don’t try to get them to give all the details.
Don’t make assumptions or jump to conclusions. If your kids seem moody after visiting the other parent, don’t assume the visit was bad. If your kids tell you about problems or things that concern you regarding the other parent, speak with the other parent before jumping to conclusions.
Here’s the big one . . . Don’t fail to show up when you say you are coming to pick up your child. Children may remember forever the feeling of abandonment this creates.
All children need consistency, and this becomes even more important for your kids after a family separation, when it seems everything is out of order. You and the other parent should:

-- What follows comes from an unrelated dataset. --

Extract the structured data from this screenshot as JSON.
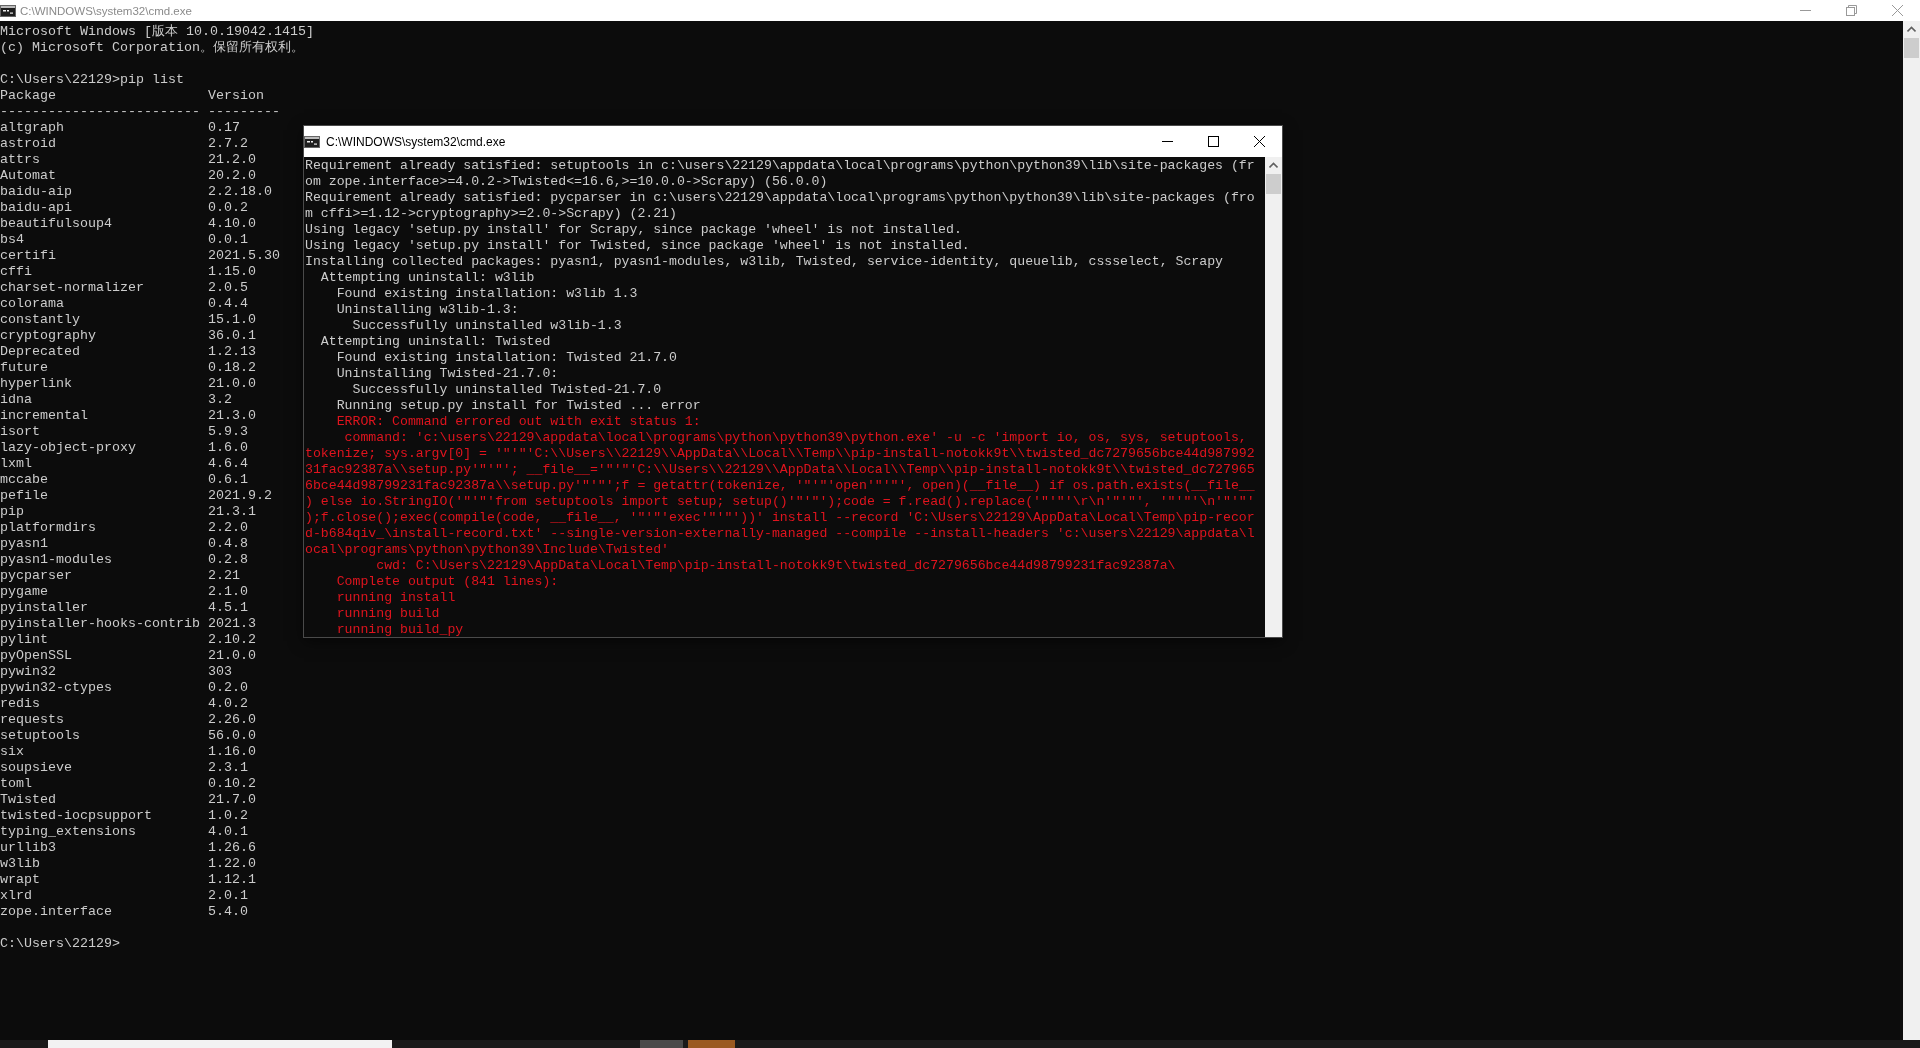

Set up “kid rules” and “parent rules” to be followed at both houses. The kid rules will include things such as curfew and chores, while the parent rules will include things like what clothes go back and forth and which parent washes the kids’ clothes. Parent rules can also include things like respecting the other parent and no fighting in front of the kids.
Support your kids’ needs for a “home base” if they want one. Some children need a “home base,” even if they spend equal time at both houses.

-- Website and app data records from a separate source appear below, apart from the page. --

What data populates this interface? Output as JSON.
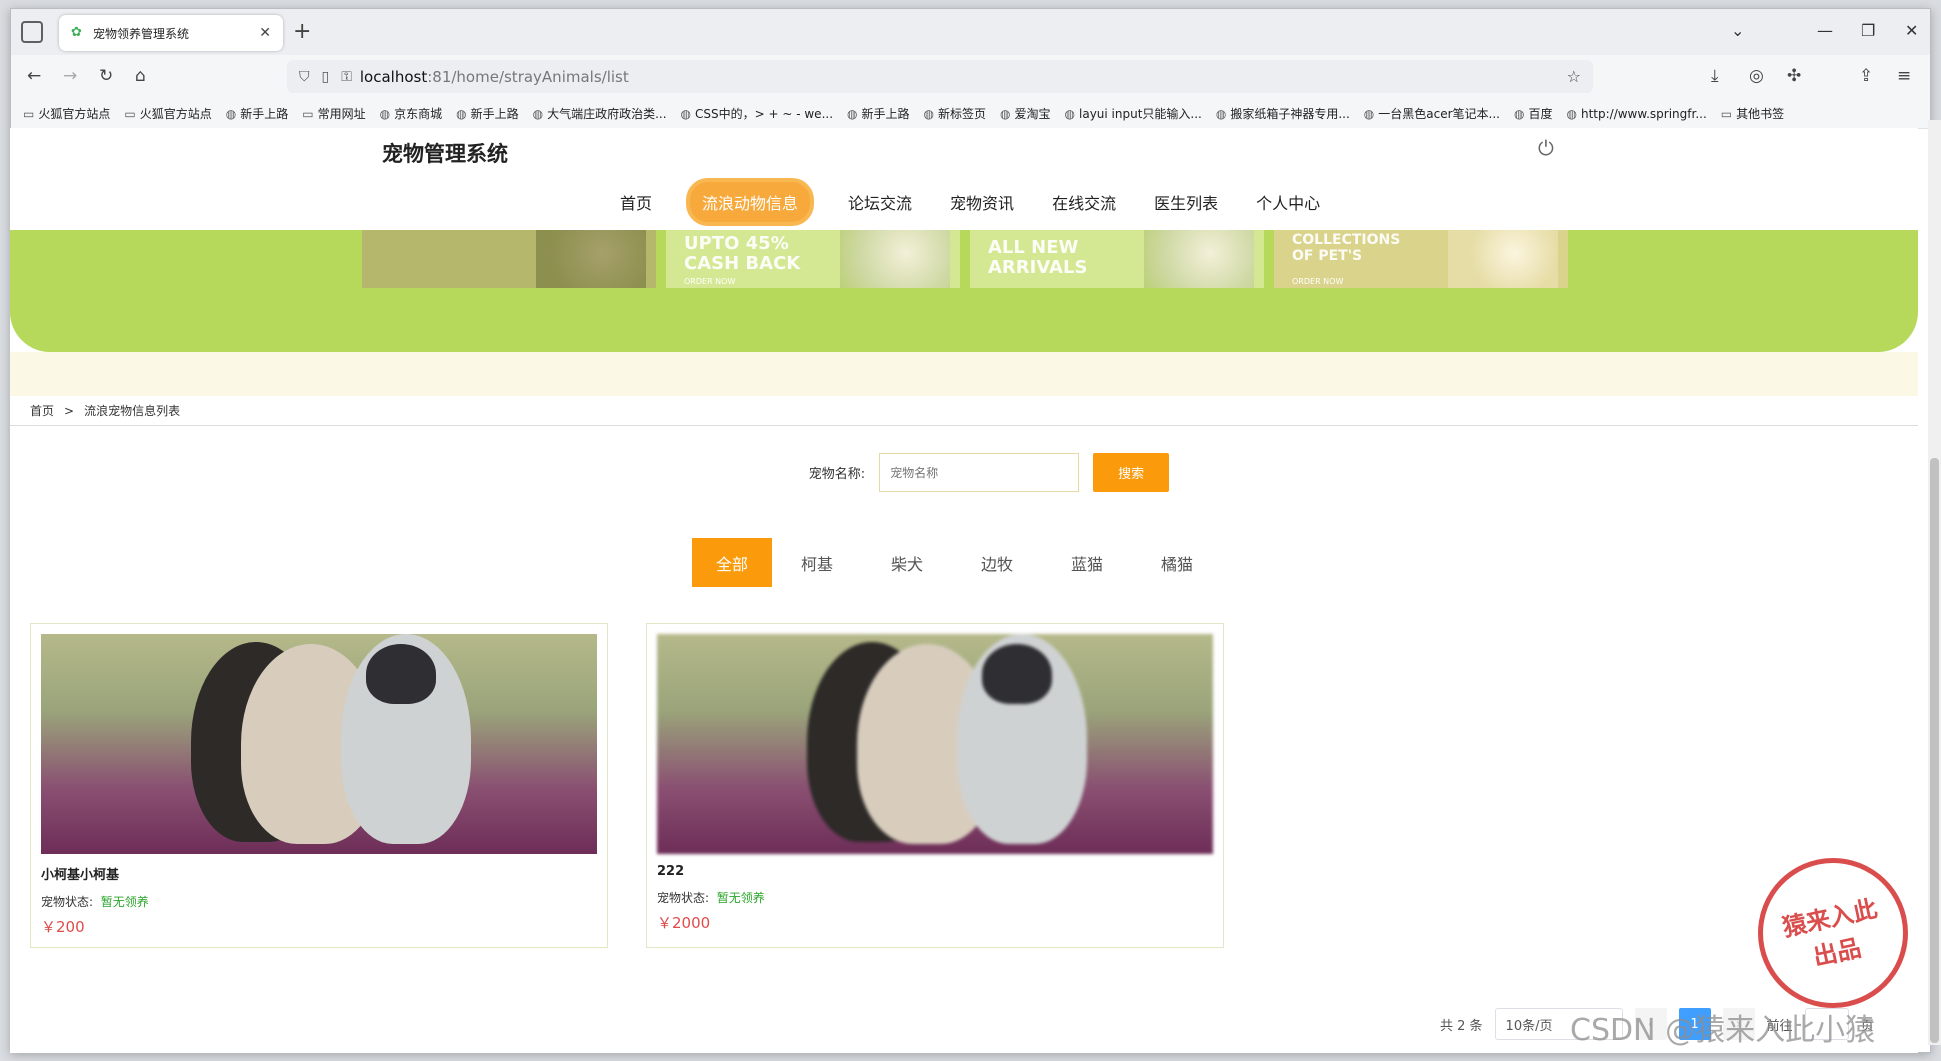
{
  "browser": {
    "tab_title": "宠物领养管理系统",
    "url_host": "localhost",
    "url_rest": ":81/home/strayAnimals/list",
    "bookmarks": [
      "火狐官方站点",
      "火狐官方站点",
      "新手上路",
      "常用网址",
      "京东商城",
      "新手上路",
      "大气端庄政府政治类...",
      "CSS中的，> + ~ - we...",
      "新手上路",
      "新标签页",
      "爱淘宝",
      "layui input只能输入...",
      "搬家纸箱子神器专用...",
      "一台黑色acer笔记本...",
      "百度",
      "http://www.springfr...",
      "其他书签"
    ]
  },
  "site": {
    "brand": "宠物管理系统",
    "menu": [
      "首页",
      "流浪动物信息",
      "论坛交流",
      "宠物资讯",
      "在线交流",
      "医生列表",
      "个人中心"
    ],
    "active_menu_index": 1
  },
  "banner": {
    "cards": [
      {
        "line1": "",
        "line2": "",
        "sub": ""
      },
      {
        "line1": "UPTO 45%",
        "line2": "CASH BACK",
        "sub": "ORDER NOW"
      },
      {
        "line1": "ALL NEW",
        "line2": "ARRIVALS",
        "sub": ""
      },
      {
        "line1": "COLLECTIONS",
        "line2": "OF PET'S",
        "sub": "ORDER NOW"
      }
    ]
  },
  "breadcrumb": {
    "home": "首页",
    "sep": ">",
    "current": "流浪宠物信息列表"
  },
  "search": {
    "label": "宠物名称:",
    "placeholder": "宠物名称",
    "button": "搜索"
  },
  "filters": {
    "items": [
      "全部",
      "柯基",
      "柴犬",
      "边牧",
      "蓝猫",
      "橘猫"
    ],
    "active_index": 0
  },
  "pets": [
    {
      "name": "小柯基小柯基",
      "status_label": "宠物状态:",
      "status": "暂无领养",
      "price": "￥200"
    },
    {
      "name": "222",
      "status_label": "宠物状态:",
      "status": "暂无领养",
      "price": "￥2000"
    }
  ],
  "pager": {
    "total": "共 2 条",
    "page_size": "10条/页",
    "current": "1",
    "goto": "前往",
    "page_suffix": "页"
  },
  "overlay": {
    "stamp_line1": "猿来入此",
    "stamp_line2": "出品",
    "watermark": "CSDN @猿来入此小猿"
  }
}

Work your kids’ schedules into the visitation schedule so they can continue to do all the activities they enjoy.
Try your best to keep your kids in the same school and around their friends.
Make every effort to stick to the agreed-upon visitation schedule.
Also remember that as your kids grow and situations change (moving into a